World EV (Electric Vehicles) Day falls on September 9 and marks a social media campaign to popularise EVs. It is part of a global drive to replace internal combustion engines with EVs to reduce fossil fuel dependency and serves as an occasion for nations to assess the progress they have made in this regard.

By 2030, the Indian government hopes to ensure that 30 per cent of private cars, 70 per cent commercial vehicles and 80 per cent two- and three-wheelers are EVs. It was a target set in 2021 by the Ministry of Road Transport and Highways (MoRTH) and a NITI Ayog backed study estimated that India could see at least 50 million EVs on the road at the beginning of the next decade.

But this may be a difficult target to achieve. A recent independent analysis by the clean air and sustainable mobility team at Centre for Science and Environment pegs annual EV sales in 2030 at 2.05 million. The International Energy Agency estimates annual EV sales of 1.9 million in India by 2030.

Currently, according to MoRTH’s website, India has over 2.8 million registered EV vehicles. Till now this year’s EV sales have touched over 8 lakh.

But much of the sales have been in the two and three-wheeler segments. 434, 914 of the former and 246, 270 of the latter accounted for bulk of the sales. A little over 38,000 cars were sold and 812 EV buses found buyers.

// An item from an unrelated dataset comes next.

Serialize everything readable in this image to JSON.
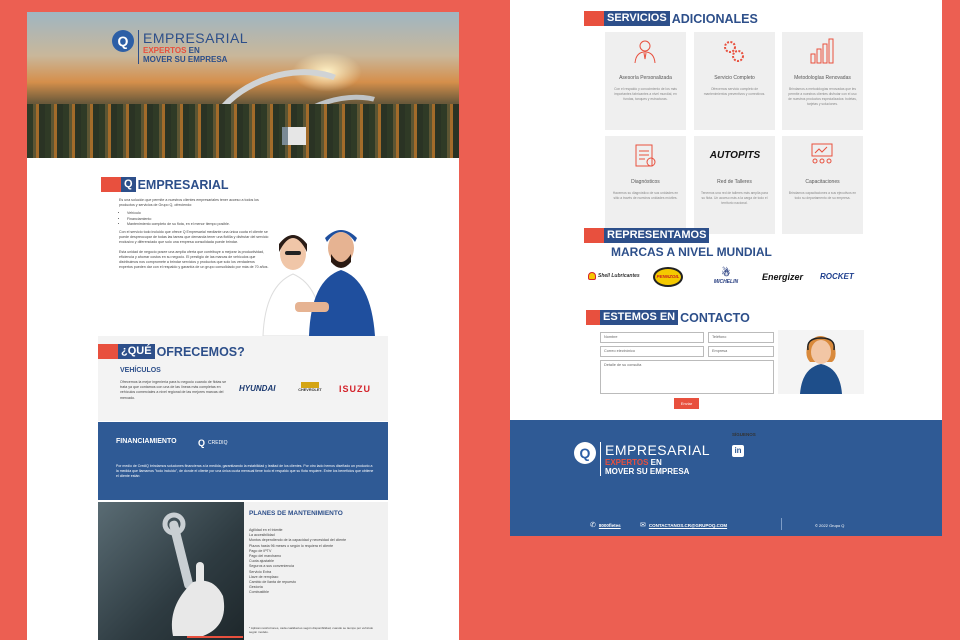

According to experts, current government schemes are based on demand-side support and subsidy, providing buyers incentives. It is felt the government should consider setting electrification targets for the supply side or automobile manufacturers. Also, the long-term focus must be on 100 per cent switchover to EVs, thus existing vehicles must be replaced by EVs rather add more vehicles to the already congested roads.